Pneumonia vaccine useless, increases asthma risk: WHO

By Richa Sharma, IANS,

New Delhi : Raising questions over India’s decision to include a new pneumonia vaccine in the national immunisation programme, a report in a WHO bulletin has said the vaccine has “no effect” on the disease and on the contrary increases the risk of asthma among vaccinated children.

Support TwoCircles

The report, published in the September edition of the WHO Bulletin, claimed that Pneumococcal Conjugate Vaccine (PCV), the latest addition to India’s immunisation programme, is ineffective in tackling pneumonia among children and hence does not justify the huge amount of money the government will spend on it.

Citing medical studies conducted by renowned health care groups like Cochrane, the article by Jacob Puliyel and Soma Chowdhary, doctors in the Department of Paediatrics in Delhi’s St Stephens hospital says: “PCV does not reduce the incidence of clinical pneumonia and poor nations will need to assess its cost utility carefully”.

“The research has found that only 3.6 children per 1,000 vaccinated acquire immunity against the pneumonia, whereas the risk of asthma is doubled by the vaccination,” Puliyel told IANS.

The apprehensions raised in the report assume significance in the context of the recent decision by a high-level expert committee of the health ministry recommending the use of the PCV in the national immunisation programme.

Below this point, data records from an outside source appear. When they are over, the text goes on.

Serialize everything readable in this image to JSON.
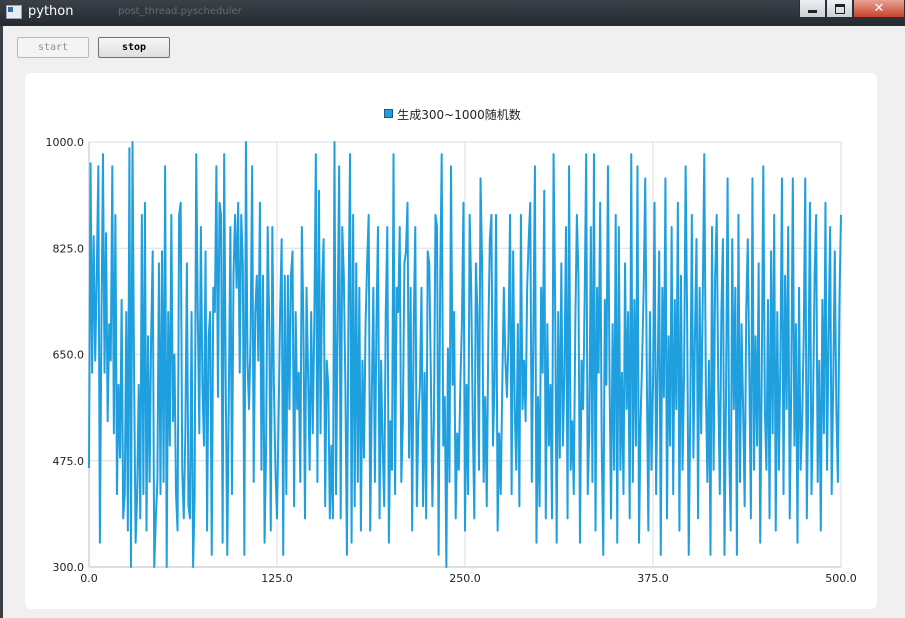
{
  "window": {
    "title": "python",
    "background_tab": "post_thread.pyscheduler"
  },
  "toolbar": {
    "start_label": "start",
    "stop_label": "stop"
  },
  "colors": {
    "series": "#209fdf",
    "grid": "#d8dee4",
    "axis": "#cfd6dc"
  },
  "chart_data": {
    "type": "line",
    "title": "",
    "legend": [
      "生成300~1000随机数"
    ],
    "legend_position": "top",
    "grid": true,
    "xlim": [
      0,
      500
    ],
    "ylim": [
      300,
      1000
    ],
    "xticks": [
      "0.0",
      "125.0",
      "250.0",
      "375.0",
      "500.0"
    ],
    "yticks": [
      "300.0",
      "475.0",
      "650.0",
      "825.0",
      "1000.0"
    ],
    "series": [
      {
        "name": "生成300~1000随机数",
        "values": [
          463,
          965,
          620,
          845,
          640,
          780,
          960,
          340,
          700,
          980,
          620,
          850,
          540,
          700,
          640,
          960,
          520,
          880,
          420,
          600,
          480,
          740,
          380,
          420,
          720,
          360,
          990,
          300,
          1000,
          620,
          340,
          420,
          600,
          380,
          880,
          420,
          900,
          360,
          680,
          440,
          680,
          820,
          300,
          380,
          440,
          800,
          420,
          820,
          440,
          960,
          300,
          720,
          500,
          880,
          540,
          650,
          420,
          360,
          880,
          900,
          460,
          380,
          520,
          800,
          400,
          380,
          720,
          300,
          420,
          980,
          720,
          520,
          860,
          600,
          500,
          820,
          360,
          680,
          720,
          320,
          760,
          720,
          960,
          580,
          900,
          880,
          340,
          980,
          600,
          320,
          580,
          860,
          420,
          780,
          880,
          760,
          900,
          620,
          880,
          800,
          320,
          1000,
          640,
          560,
          680,
          960,
          440,
          720,
          780,
          640,
          900,
          460,
          780,
          340,
          500,
          860,
          700,
          360,
          860,
          600,
          460,
          380,
          540,
          720,
          840,
          320,
          780,
          420,
          780,
          560,
          780,
          820,
          400,
          720,
          560,
          620,
          440,
          860,
          700,
          380,
          760,
          620,
          460,
          720,
          520,
          700,
          980,
          440,
          920,
          520,
          760,
          840,
          400,
          640,
          600,
          380,
          500,
          380,
          1000,
          420,
          700,
          960,
          380,
          860,
          780,
          600,
          320,
          720,
          980,
          340,
          880,
          400,
          800,
          440,
          760,
          360,
          640,
          480,
          700,
          800,
          880,
          360,
          580,
          760,
          440,
          700,
          860,
          380,
          640,
          500,
          400,
          720,
          860,
          340,
          540,
          460,
          980,
          420,
          760,
          720,
          860,
          440,
          540,
          800,
          820,
          900,
          480,
          760,
          360,
          700,
          860,
          400,
          540,
          600,
          760,
          400,
          620,
          380,
          820,
          800,
          620,
          400,
          540,
          880,
          860,
          320,
          760,
          980,
          500,
          580,
          300,
          660,
          440,
          960,
          600,
          720,
          380,
          520,
          460,
          600,
          700,
          900,
          360,
          600,
          420,
          880,
          760,
          540,
          380,
          800,
          720,
          460,
          940,
          800,
          440,
          580,
          400,
          680,
          840,
          880,
          500,
          600,
          880,
          360,
          520,
          420,
          600,
          760,
          640,
          580,
          680,
          880,
          420,
          820,
          560,
          460,
          700,
          400,
          880,
          560,
          640,
          540,
          760,
          840,
          900,
          440,
          680,
          960,
          340,
          580,
          400,
          760,
          620,
          920,
          380,
          700,
          500,
          600,
          380,
          980,
          740,
          340,
          720,
          480,
          800,
          500,
          620,
          860,
          380,
          960,
          460,
          540,
          420,
          700,
          880,
          780,
          340,
          640,
          560,
          740,
          980,
          420,
          520,
          860,
          440,
          980,
          360,
          760,
          620,
          900,
          500,
          320,
          740,
          600,
          960,
          620,
          380,
          700,
          460,
          880,
          340,
          860,
          460,
          620,
          420,
          800,
          560,
          720,
          380,
          980,
          440,
          740,
          500,
          960,
          340,
          540,
          640,
          760,
          940,
          620,
          360,
          720,
          460,
          600,
          900,
          420,
          620,
          820,
          320,
          760,
          580,
          940,
          380,
          680,
          500,
          860,
          420,
          740,
          560,
          900,
          360,
          780,
          460,
          620,
          960,
          700,
          320,
          560,
          880,
          480,
          680,
          840,
          380,
          760,
          520,
          740,
          980,
          600,
          440,
          640,
          320,
          860,
          460,
          780,
          880,
          600,
          420,
          720,
          840,
          320,
          580,
          940,
          500,
          360,
          840,
          560,
          760,
          320,
          880,
          440,
          700,
          560,
          400,
          720,
          840,
          620,
          380,
          940,
          460,
          680,
          500,
          800,
          340,
          620,
          960,
          560,
          460,
          740,
          380,
          820,
          520,
          880,
          360,
          720,
          460,
          640,
          940,
          420,
          780,
          560,
          860,
          380,
          600,
          940,
          500,
          700,
          340,
          760,
          460,
          540,
          680,
          940,
          380,
          600,
          900,
          420,
          560,
          780,
          880,
          440,
          640,
          360,
          740,
          520,
          900,
          460,
          680,
          860,
          420,
          600,
          820,
          560,
          440,
          740,
          880
        ]
      }
    ]
  }
}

“We have decided to protect children against pneumoccocal diseases. The PCV will be introduced in the country’s national immunisation programme in a year’s time,” Health Secretary Naresh Dayal had said.

Considering the high costs of the PCV, the ministry has planned to introduce it in a state with good immunisation coverage and high disease burden so that the impact of the vaccine can be monitored, and then replicate the vaccination programme across the country.

“The per dose cost of PCV comes out to be Rs.4,000 per child compared to about Rs.50 (including Oral Polio Vaccination and Diptheria Polio Typhoid) that is being spent on Pneumonia vaccination currently by the government,” Puliyel said.

“Even after increasing the costs, if we give our children ineffective vaccination which in turn hikes the asthma risk, it is clearly not worth it. The cost evaluation of the vaccine has to be done carefully,” Puliyel added.

Meanwhile, Wyeth, a multinational drug company that will be supplying the vaccine to the health ministry, said: “The article contains inaccurate and misleading statements. The WHO recommends the priority inclusion of vaccine in national childhood immunisation programmes worldwide.”

(Richa Sharma can be contacted at [email protected])